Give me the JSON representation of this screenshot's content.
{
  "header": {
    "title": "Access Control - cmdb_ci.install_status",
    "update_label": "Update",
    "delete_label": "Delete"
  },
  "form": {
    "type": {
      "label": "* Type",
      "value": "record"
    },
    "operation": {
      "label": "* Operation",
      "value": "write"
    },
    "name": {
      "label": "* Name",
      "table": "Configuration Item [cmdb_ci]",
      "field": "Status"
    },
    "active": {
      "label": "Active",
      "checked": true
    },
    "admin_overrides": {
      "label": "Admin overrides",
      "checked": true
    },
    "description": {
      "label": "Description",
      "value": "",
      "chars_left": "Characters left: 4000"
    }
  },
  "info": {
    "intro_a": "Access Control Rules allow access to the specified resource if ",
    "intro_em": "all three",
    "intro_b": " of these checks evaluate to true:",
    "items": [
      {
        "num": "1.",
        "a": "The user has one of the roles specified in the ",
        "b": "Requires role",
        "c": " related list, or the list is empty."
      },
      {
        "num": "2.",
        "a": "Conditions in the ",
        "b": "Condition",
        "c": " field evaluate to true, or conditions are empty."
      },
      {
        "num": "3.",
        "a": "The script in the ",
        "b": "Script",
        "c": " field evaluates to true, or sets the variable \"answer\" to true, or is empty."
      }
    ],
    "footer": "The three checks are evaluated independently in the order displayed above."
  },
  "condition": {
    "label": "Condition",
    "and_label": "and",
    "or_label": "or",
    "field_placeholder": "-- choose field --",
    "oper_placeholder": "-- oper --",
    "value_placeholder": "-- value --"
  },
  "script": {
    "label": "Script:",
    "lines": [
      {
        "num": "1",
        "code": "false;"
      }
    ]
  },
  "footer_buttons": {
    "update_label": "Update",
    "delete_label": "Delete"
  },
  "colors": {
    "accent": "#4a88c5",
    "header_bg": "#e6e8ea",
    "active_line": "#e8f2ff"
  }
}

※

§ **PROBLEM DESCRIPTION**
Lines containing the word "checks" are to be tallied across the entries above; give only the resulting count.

§ **SOLUTION TO THE PROBLEM**
2